══ WORKING DATA ══

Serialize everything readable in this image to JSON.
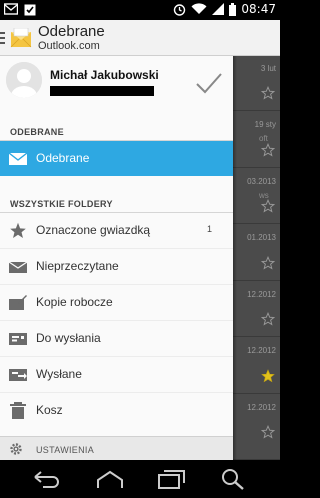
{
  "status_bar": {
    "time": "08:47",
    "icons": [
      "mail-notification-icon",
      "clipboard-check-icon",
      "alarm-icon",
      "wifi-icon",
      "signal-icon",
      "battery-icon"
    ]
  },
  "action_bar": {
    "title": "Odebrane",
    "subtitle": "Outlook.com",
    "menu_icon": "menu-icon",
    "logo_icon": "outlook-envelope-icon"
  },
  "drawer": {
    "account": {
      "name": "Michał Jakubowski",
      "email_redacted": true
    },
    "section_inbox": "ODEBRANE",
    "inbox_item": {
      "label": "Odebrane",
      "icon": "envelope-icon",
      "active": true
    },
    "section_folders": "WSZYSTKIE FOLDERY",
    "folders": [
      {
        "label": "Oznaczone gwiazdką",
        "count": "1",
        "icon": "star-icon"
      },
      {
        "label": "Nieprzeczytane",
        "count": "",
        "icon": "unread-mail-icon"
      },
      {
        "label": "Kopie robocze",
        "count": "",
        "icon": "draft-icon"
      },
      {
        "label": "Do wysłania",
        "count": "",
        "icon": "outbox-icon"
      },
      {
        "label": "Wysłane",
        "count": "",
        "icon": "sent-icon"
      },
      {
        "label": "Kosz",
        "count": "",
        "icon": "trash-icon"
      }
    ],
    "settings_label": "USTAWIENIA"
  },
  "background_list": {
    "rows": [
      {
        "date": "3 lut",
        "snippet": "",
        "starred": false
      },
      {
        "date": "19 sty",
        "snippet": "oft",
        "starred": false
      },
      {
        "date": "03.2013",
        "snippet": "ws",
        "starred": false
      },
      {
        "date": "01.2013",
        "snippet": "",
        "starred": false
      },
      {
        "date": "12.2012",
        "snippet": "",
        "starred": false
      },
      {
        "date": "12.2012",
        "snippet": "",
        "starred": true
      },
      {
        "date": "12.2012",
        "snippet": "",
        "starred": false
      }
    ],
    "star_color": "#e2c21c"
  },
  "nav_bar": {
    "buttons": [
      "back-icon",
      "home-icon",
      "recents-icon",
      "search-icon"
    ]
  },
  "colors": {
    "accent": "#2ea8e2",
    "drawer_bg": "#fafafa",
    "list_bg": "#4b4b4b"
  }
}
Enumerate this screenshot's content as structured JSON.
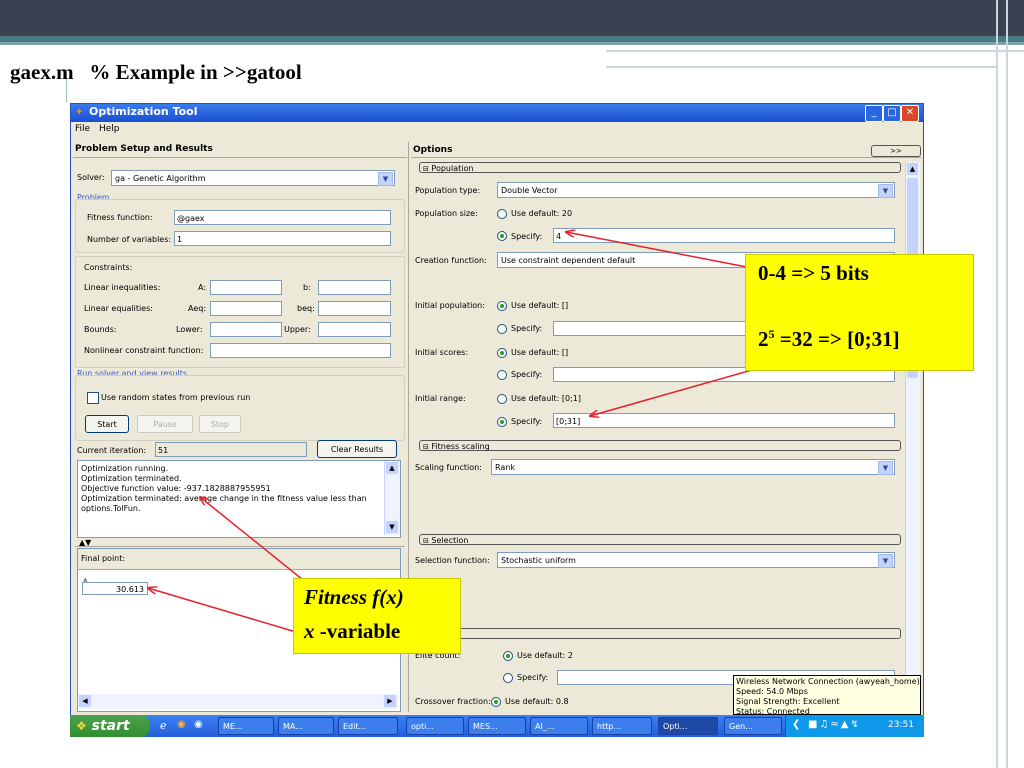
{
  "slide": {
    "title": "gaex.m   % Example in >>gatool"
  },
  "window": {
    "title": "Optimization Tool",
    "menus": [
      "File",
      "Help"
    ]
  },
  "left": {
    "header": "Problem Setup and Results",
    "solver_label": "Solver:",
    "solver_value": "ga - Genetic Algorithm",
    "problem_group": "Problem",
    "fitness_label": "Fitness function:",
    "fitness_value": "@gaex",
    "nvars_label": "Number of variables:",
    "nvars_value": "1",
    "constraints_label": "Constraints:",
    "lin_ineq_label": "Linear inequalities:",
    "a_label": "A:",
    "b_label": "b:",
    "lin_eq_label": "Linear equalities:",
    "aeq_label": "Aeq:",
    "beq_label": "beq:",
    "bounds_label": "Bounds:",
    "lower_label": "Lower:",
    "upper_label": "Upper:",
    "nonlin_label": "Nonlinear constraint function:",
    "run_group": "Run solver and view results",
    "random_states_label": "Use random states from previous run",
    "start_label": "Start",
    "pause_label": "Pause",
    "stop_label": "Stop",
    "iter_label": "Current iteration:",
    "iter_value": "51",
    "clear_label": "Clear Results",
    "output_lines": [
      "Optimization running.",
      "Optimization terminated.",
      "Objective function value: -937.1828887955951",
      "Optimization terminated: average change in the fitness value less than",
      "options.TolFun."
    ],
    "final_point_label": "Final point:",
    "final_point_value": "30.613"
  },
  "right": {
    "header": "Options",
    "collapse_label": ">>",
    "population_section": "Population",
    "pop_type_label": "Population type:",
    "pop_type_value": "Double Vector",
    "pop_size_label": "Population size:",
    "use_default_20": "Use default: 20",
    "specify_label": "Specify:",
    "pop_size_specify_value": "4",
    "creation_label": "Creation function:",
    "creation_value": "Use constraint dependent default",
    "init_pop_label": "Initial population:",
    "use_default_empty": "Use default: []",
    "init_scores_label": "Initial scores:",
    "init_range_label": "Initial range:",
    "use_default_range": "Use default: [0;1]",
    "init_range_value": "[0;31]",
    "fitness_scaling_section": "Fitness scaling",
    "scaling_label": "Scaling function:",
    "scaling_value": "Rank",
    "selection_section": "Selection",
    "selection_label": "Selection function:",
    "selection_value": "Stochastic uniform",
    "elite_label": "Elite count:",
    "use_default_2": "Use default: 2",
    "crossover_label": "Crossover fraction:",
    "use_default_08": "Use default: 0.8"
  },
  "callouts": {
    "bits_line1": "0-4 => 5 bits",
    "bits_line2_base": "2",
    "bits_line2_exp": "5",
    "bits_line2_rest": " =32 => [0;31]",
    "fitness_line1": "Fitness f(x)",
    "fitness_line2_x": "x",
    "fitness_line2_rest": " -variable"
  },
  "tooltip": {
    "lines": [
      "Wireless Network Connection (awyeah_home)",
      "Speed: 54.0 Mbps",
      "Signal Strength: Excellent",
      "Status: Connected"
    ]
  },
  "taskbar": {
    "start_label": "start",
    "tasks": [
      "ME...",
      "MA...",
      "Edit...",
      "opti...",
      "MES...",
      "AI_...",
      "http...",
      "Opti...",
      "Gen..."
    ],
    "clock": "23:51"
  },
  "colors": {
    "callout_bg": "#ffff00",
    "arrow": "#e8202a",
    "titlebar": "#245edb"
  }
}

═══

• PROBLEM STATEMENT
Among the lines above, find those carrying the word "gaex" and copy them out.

• COMPLETED TASK
    "title": "gaex.m   % Example in >>gatool"
    "fitness_value": "@gaex",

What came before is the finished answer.